Befitting the surrealists’ love of revelatory slips of the tongue and the hand, this portrait of Max Ernst came together accidentally while Sommer was tidying his studio. To make it, the photographer superimposed two negatives so that Ernst’s skin took on the texture of a water-stained concrete wall. The result was a nod to the look of frottage, the drawing technique Ernst used to create such works as Conjugal Diamonds. The photograph also captures Ernst’s bird-like features and echoes the surrealist’s own depictions of himself as his alter-ego, a bird named Loplop. Indeed, according to Sommer’s recollections, Ernst saw this as the definitive portrait of himself.
Made in 1925, the drawing at left dates to the year when Max Ernst first invented frottage—a technique of rubbing graphite on paper laid over a textured surface.

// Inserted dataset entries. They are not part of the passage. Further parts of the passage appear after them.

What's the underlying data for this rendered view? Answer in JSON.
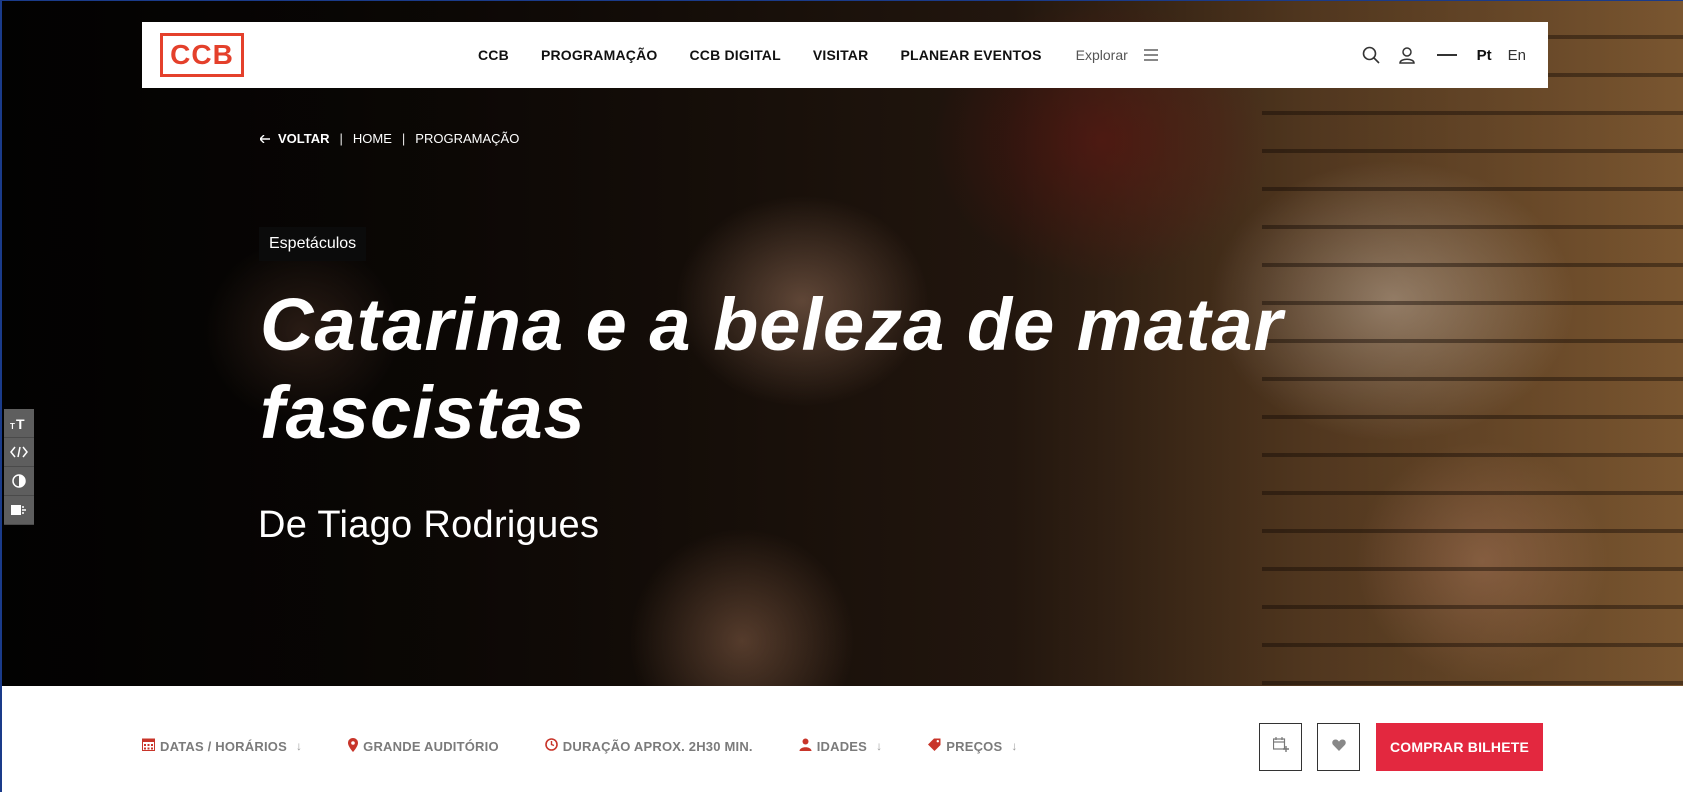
{
  "header": {
    "logo_text": "CCB",
    "nav": [
      "CCB",
      "PROGRAMAÇÃO",
      "CCB DIGITAL",
      "VISITAR",
      "PLANEAR EVENTOS"
    ],
    "explore_label": "Explorar",
    "languages": [
      {
        "label": "Pt",
        "active": true
      },
      {
        "label": "En",
        "active": false
      }
    ]
  },
  "breadcrumb": {
    "back_label": "VOLTAR",
    "items": [
      "HOME",
      "PROGRAMAÇÃO"
    ]
  },
  "event": {
    "category": "Espetáculos",
    "title": "Catarina e a beleza de matar fascistas",
    "author": "De Tiago Rodrigues"
  },
  "info": {
    "dates_label": "DATAS / HORÁRIOS",
    "venue_label": "GRANDE AUDITÓRIO",
    "duration_label": "DURAÇÃO APROX. 2H30 MIN.",
    "ages_label": "IDADES",
    "prices_label": "PREÇOS"
  },
  "actions": {
    "buy_label": "COMPRAR BILHETE"
  },
  "colors": {
    "brand_red": "#e4402b",
    "buy_red": "#e3283f",
    "icon_red": "#c8352a"
  },
  "icons": {
    "search": "search-icon",
    "user": "user-icon",
    "menu": "menu-icon",
    "calendar": "calendar-icon",
    "location": "location-pin-icon",
    "clock": "clock-icon",
    "person": "person-icon",
    "price_tag": "price-tag-icon",
    "add_calendar": "calendar-add-icon",
    "heart": "heart-icon"
  }
}
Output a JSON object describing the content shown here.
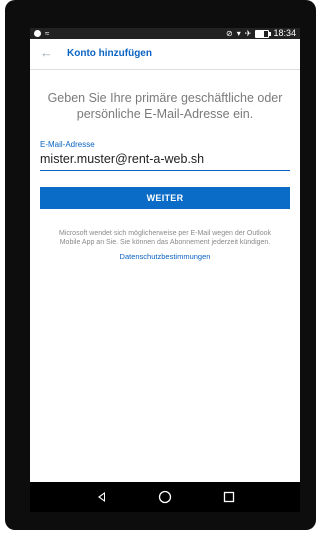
{
  "statusbar": {
    "time": "18:34",
    "battery_level": 0.65
  },
  "appbar": {
    "title": "Konto hinzufügen"
  },
  "main": {
    "instruction": "Geben Sie Ihre primäre geschäftliche oder persönliche E-Mail-Adresse ein.",
    "email_label": "E-Mail-Adresse",
    "email_value": "mister.muster@rent-a-web.sh",
    "continue_label": "WEITER",
    "disclaimer": "Microsoft wendet sich möglicherweise per E-Mail wegen der Outlook Mobile App an Sie. Sie können das Abonnement jederzeit kündigen.",
    "privacy_link": "Datenschutzbestimmungen"
  },
  "icons": {
    "back": "arrow-left-icon",
    "nav_back": "triangle-back-icon",
    "nav_home": "circle-home-icon",
    "nav_recents": "square-recents-icon"
  },
  "colors": {
    "accent": "#0a63c2",
    "button": "#0a6cc7"
  }
}
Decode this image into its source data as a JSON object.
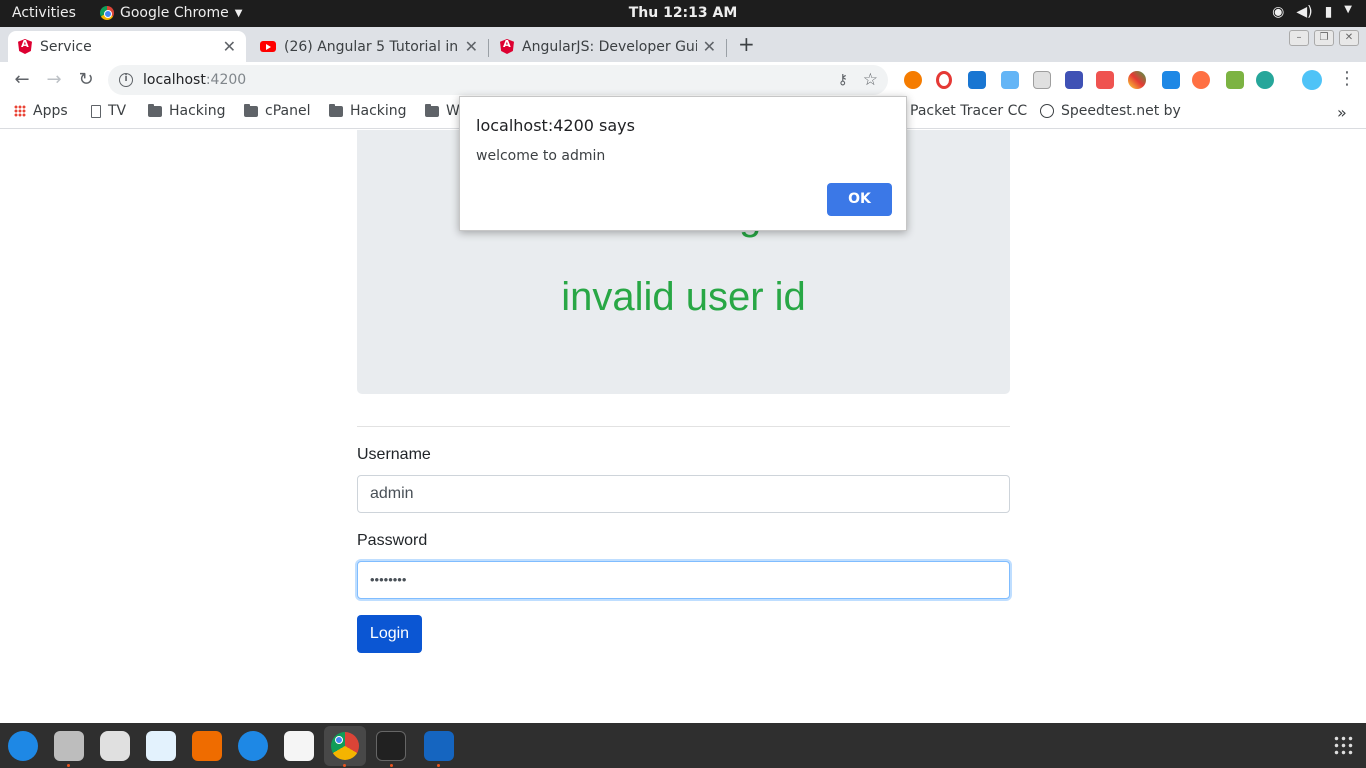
{
  "system_bar": {
    "activities": "Activities",
    "app_name": "Google Chrome",
    "clock": "Thu 12:13 AM"
  },
  "tabs": [
    {
      "title": "Service",
      "active": true,
      "icon": "angular-icon"
    },
    {
      "title": "(26) Angular 5 Tutorial in I",
      "active": false,
      "icon": "youtube-icon"
    },
    {
      "title": "AngularJS: Developer Gui",
      "active": false,
      "icon": "angular-icon"
    }
  ],
  "toolbar": {
    "url_host": "localhost",
    "url_port": ":4200"
  },
  "bookmarks": [
    {
      "label": "Apps",
      "icon": "apps-grid-icon"
    },
    {
      "label": "TV",
      "icon": "page-icon"
    },
    {
      "label": "Hacking",
      "icon": "folder-icon"
    },
    {
      "label": "cPanel",
      "icon": "folder-icon"
    },
    {
      "label": "Hacking",
      "icon": "folder-icon"
    },
    {
      "label": "W",
      "icon": "folder-icon"
    },
    {
      "label": "Packet Tracer CC",
      "icon": "none"
    },
    {
      "label": "Speedtest.net by",
      "icon": "gauge-icon"
    }
  ],
  "page": {
    "jumbotron_title": "Service in Angular 5",
    "jumbotron_message": "invalid user id",
    "username_label": "Username",
    "username_value": "admin",
    "password_label": "Password",
    "password_value": "••••••••",
    "login_button": "Login"
  },
  "dialog": {
    "title": "localhost:4200 says",
    "message": "welcome to admin",
    "ok_button": "OK"
  },
  "colors": {
    "accent_green": "#28a745",
    "button_blue": "#0b56d3",
    "dialog_ok": "#3b78e7"
  }
}
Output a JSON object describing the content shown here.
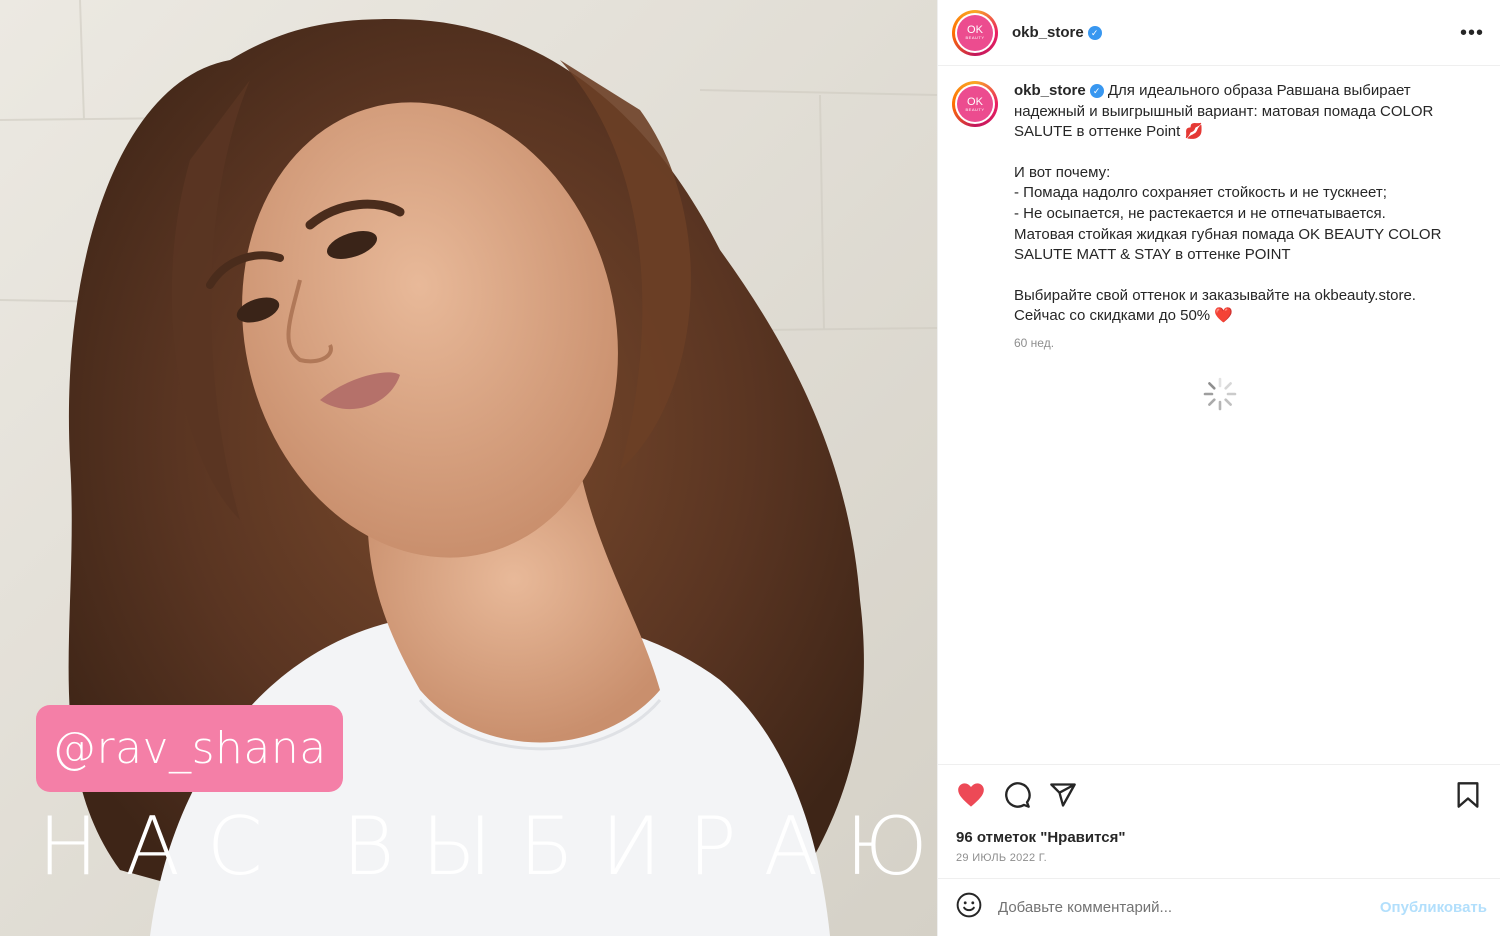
{
  "photo": {
    "tag": "@rav_shana",
    "caption": "НАС ВЫБИРАЮТ",
    "tag_color": "#f47fa7"
  },
  "header": {
    "username": "okb_store",
    "avatar_text": "OK",
    "avatar_subtext": "BEAUTY",
    "more_label": "•••"
  },
  "post": {
    "username": "okb_store",
    "caption_line1": "Для идеального образа Равшана выбирает надежный и выигрышный вариант: матовая помада COLOR SALUTE в оттенке Point 💋",
    "caption_line2": "И вот почему:\n- Помада надолго сохраняет стойкость и не тускнеет;\n- Не осыпается, не растекается и не отпечатывается.\nМатовая стойкая жидкая губная помада OK BEAUTY COLOR SALUTE MATT & STAY в оттенке POINT",
    "caption_line3": "Выбирайте свой оттенок и заказывайте на okbeauty.store.\nСейчас со скидками до 50% ❤️",
    "time_ago": "60 нед."
  },
  "actions": {
    "likes": "96 отметок \"Нравится\"",
    "date": "29 ИЮЛЬ 2022 Г.",
    "like_color": "#ed4956"
  },
  "comment": {
    "placeholder": "Добавьте комментарий...",
    "publish_label": "Опубликовать"
  }
}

Ernst used the resulting “found” textures as the building blocks for his images, many of which depict fantastical creatures.